[App and web page records]
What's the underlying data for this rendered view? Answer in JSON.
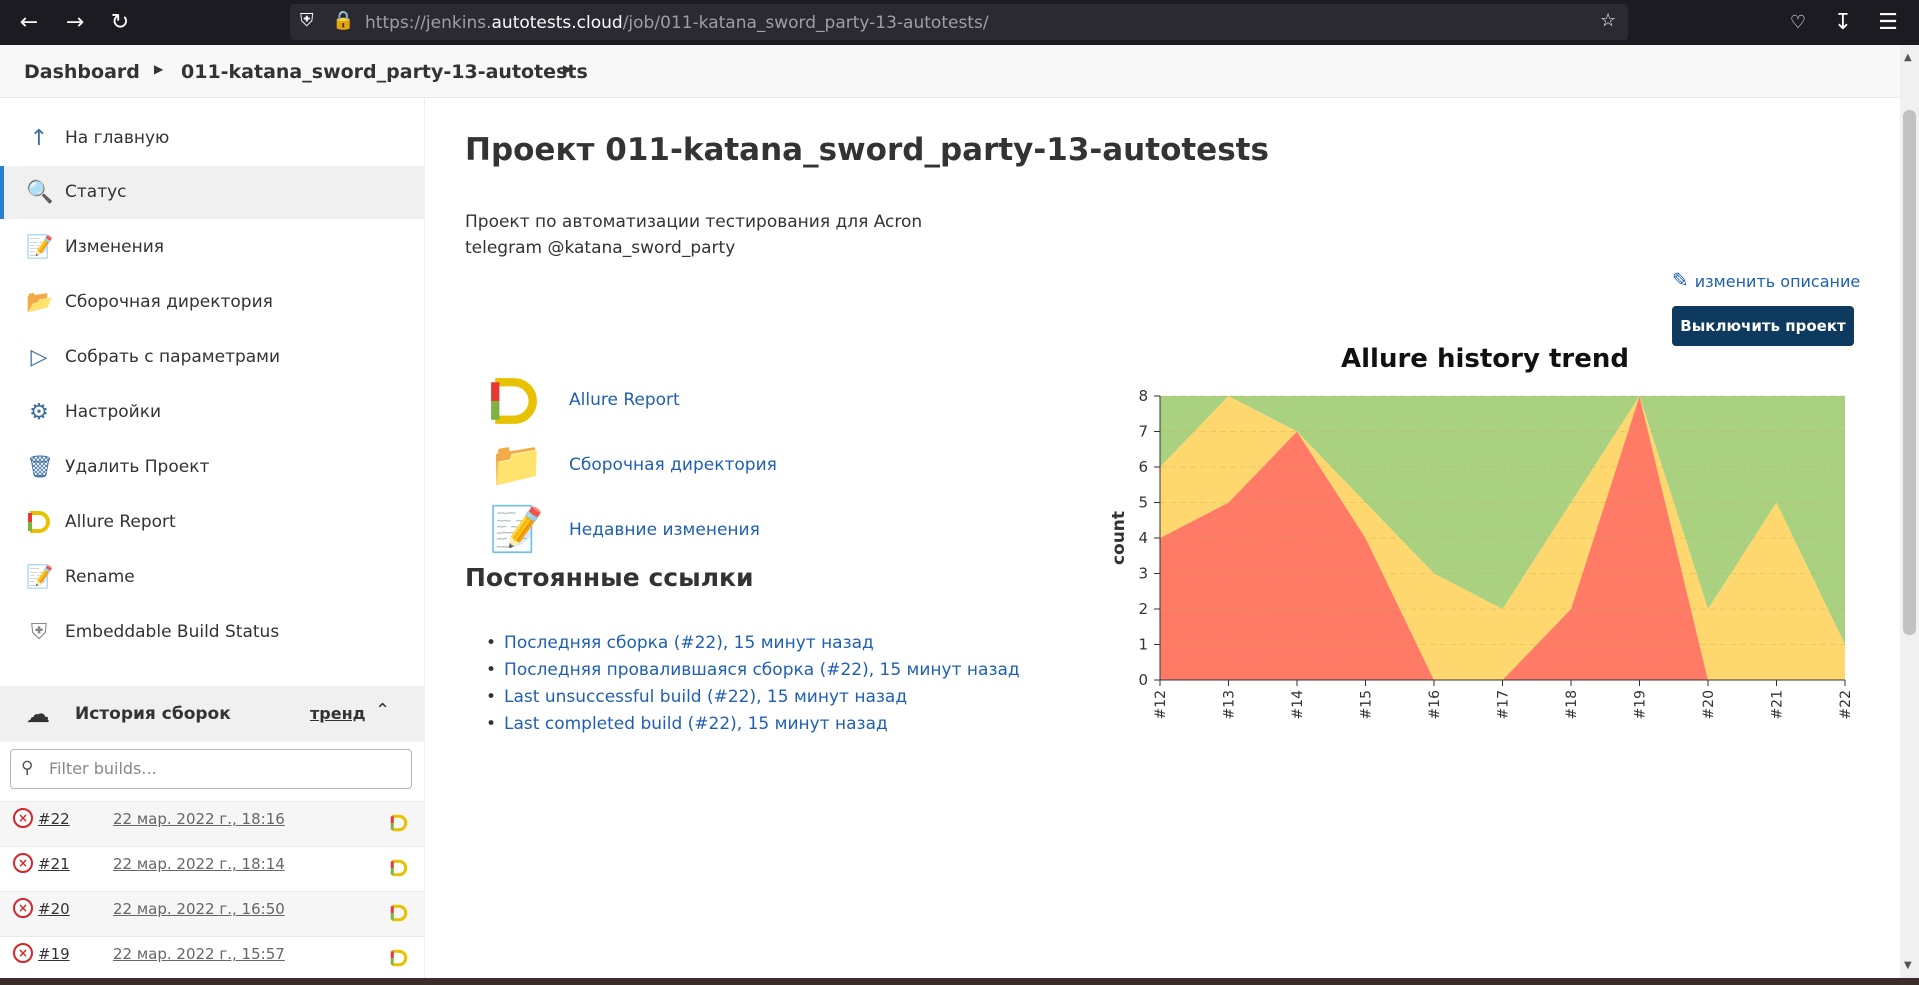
{
  "browser": {
    "url_prefix": "https://jenkins.",
    "url_domain": "autotests.cloud",
    "url_path": "/job/011-katana_sword_party-13-autotests/"
  },
  "breadcrumb": {
    "items": [
      "Dashboard",
      "011-katana_sword_party-13-autotests"
    ]
  },
  "sidebar": {
    "items": [
      {
        "label": "На главную",
        "icon": "arrow-up-icon"
      },
      {
        "label": "Статус",
        "icon": "magnifier-icon"
      },
      {
        "label": "Изменения",
        "icon": "notepad-icon"
      },
      {
        "label": "Сборочная директория",
        "icon": "folder-icon"
      },
      {
        "label": "Собрать с параметрами",
        "icon": "play-icon"
      },
      {
        "label": "Настройки",
        "icon": "gear-icon"
      },
      {
        "label": "Удалить Проект",
        "icon": "trash-icon"
      },
      {
        "label": "Allure Report",
        "icon": "allure-icon"
      },
      {
        "label": "Rename",
        "icon": "notepad-icon"
      },
      {
        "label": "Embeddable Build Status",
        "icon": "shield-icon"
      }
    ],
    "history": {
      "title": "История сборок",
      "trend": "тренд",
      "filter_placeholder": "Filter builds...",
      "builds": [
        {
          "num": "#22",
          "date": "22 мар. 2022 г., 18:16"
        },
        {
          "num": "#21",
          "date": "22 мар. 2022 г., 18:14"
        },
        {
          "num": "#20",
          "date": "22 мар. 2022 г., 16:50"
        },
        {
          "num": "#19",
          "date": "22 мар. 2022 г., 15:57"
        }
      ]
    }
  },
  "main": {
    "title": "Проект 011-katana_sword_party-13-autotests",
    "description_line1": "Проект по автоматизации тестирования для Acron",
    "description_line2": "telegram @katana_sword_party",
    "edit_description": "изменить описание",
    "disable_button": "Выключить проект",
    "links": [
      {
        "label": "Allure Report",
        "icon": "allure-icon"
      },
      {
        "label": "Сборочная директория",
        "icon": "folder-icon"
      },
      {
        "label": "Недавние изменения",
        "icon": "notepad-icon"
      }
    ],
    "permalinks_title": "Постоянные ссылки",
    "permalinks": [
      "Последняя сборка (#22), 15 минут назад",
      "Последняя провалившаяся сборка (#22), 15 минут назад",
      "Last unsuccessful build (#22), 15 минут назад",
      "Last completed build (#22), 15 минут назад"
    ]
  },
  "colors": {
    "failed": "#ff7b66",
    "broken": "#fed76f",
    "passed": "#a9d17f",
    "link": "#1f5fb3",
    "button": "#0f3a5f"
  },
  "chart_data": {
    "type": "area",
    "title": "Allure history trend",
    "ylabel": "count",
    "xlabel": "",
    "x": [
      "#12",
      "#13",
      "#14",
      "#15",
      "#16",
      "#17",
      "#18",
      "#19",
      "#20",
      "#21",
      "#22"
    ],
    "ylim": [
      0,
      8
    ],
    "yticks": [
      0,
      1,
      2,
      3,
      4,
      5,
      6,
      7,
      8
    ],
    "stacked": true,
    "grid": true,
    "series": [
      {
        "key": "failed",
        "values": [
          4,
          5,
          7,
          4,
          0,
          0,
          2,
          8,
          0,
          0,
          0
        ]
      },
      {
        "key": "broken",
        "values": [
          2,
          3,
          0,
          1,
          3,
          2,
          3,
          0,
          2,
          5,
          1
        ]
      },
      {
        "key": "passed",
        "values": [
          2,
          0,
          1,
          3,
          5,
          6,
          3,
          0,
          6,
          3,
          7
        ]
      }
    ]
  }
}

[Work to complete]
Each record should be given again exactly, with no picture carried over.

[Result of this exercise]
What's the underlying data for this rendered view? Answer in JSON.
{
  "browser": {
    "url_prefix": "https://jenkins.",
    "url_domain": "autotests.cloud",
    "url_path": "/job/011-katana_sword_party-13-autotests/"
  },
  "breadcrumb": {
    "items": [
      "Dashboard",
      "011-katana_sword_party-13-autotests"
    ]
  },
  "sidebar": {
    "items": [
      {
        "label": "На главную",
        "icon": "arrow-up-icon"
      },
      {
        "label": "Статус",
        "icon": "magnifier-icon"
      },
      {
        "label": "Изменения",
        "icon": "notepad-icon"
      },
      {
        "label": "Сборочная директория",
        "icon": "folder-icon"
      },
      {
        "label": "Собрать с параметрами",
        "icon": "play-icon"
      },
      {
        "label": "Настройки",
        "icon": "gear-icon"
      },
      {
        "label": "Удалить Проект",
        "icon": "trash-icon"
      },
      {
        "label": "Allure Report",
        "icon": "allure-icon"
      },
      {
        "label": "Rename",
        "icon": "notepad-icon"
      },
      {
        "label": "Embeddable Build Status",
        "icon": "shield-icon"
      }
    ],
    "history": {
      "title": "История сборок",
      "trend": "тренд",
      "filter_placeholder": "Filter builds...",
      "builds": [
        {
          "num": "#22",
          "date": "22 мар. 2022 г., 18:16"
        },
        {
          "num": "#21",
          "date": "22 мар. 2022 г., 18:14"
        },
        {
          "num": "#20",
          "date": "22 мар. 2022 г., 16:50"
        },
        {
          "num": "#19",
          "date": "22 мар. 2022 г., 15:57"
        }
      ]
    }
  },
  "main": {
    "title": "Проект 011-katana_sword_party-13-autotests",
    "description_line1": "Проект по автоматизации тестирования для Acron",
    "description_line2": "telegram @katana_sword_party",
    "edit_description": "изменить описание",
    "disable_button": "Выключить проект",
    "links": [
      {
        "label": "Allure Report",
        "icon": "allure-icon"
      },
      {
        "label": "Сборочная директория",
        "icon": "folder-icon"
      },
      {
        "label": "Недавние изменения",
        "icon": "notepad-icon"
      }
    ],
    "permalinks_title": "Постоянные ссылки",
    "permalinks": [
      "Последняя сборка (#22), 15 минут назад",
      "Последняя провалившаяся сборка (#22), 15 минут назад",
      "Last unsuccessful build (#22), 15 минут назад",
      "Last completed build (#22), 15 минут назад"
    ]
  },
  "colors": {
    "failed": "#ff7b66",
    "broken": "#fed76f",
    "passed": "#a9d17f",
    "link": "#1f5fb3",
    "button": "#0f3a5f"
  },
  "chart_data": {
    "type": "area",
    "title": "Allure history trend",
    "ylabel": "count",
    "xlabel": "",
    "x": [
      "#12",
      "#13",
      "#14",
      "#15",
      "#16",
      "#17",
      "#18",
      "#19",
      "#20",
      "#21",
      "#22"
    ],
    "ylim": [
      0,
      8
    ],
    "yticks": [
      0,
      1,
      2,
      3,
      4,
      5,
      6,
      7,
      8
    ],
    "stacked": true,
    "grid": true,
    "series": [
      {
        "key": "failed",
        "values": [
          4,
          5,
          7,
          4,
          0,
          0,
          2,
          8,
          0,
          0,
          0
        ]
      },
      {
        "key": "broken",
        "values": [
          2,
          3,
          0,
          1,
          3,
          2,
          3,
          0,
          2,
          5,
          1
        ]
      },
      {
        "key": "passed",
        "values": [
          2,
          0,
          1,
          3,
          5,
          6,
          3,
          0,
          6,
          3,
          7
        ]
      }
    ]
  }
}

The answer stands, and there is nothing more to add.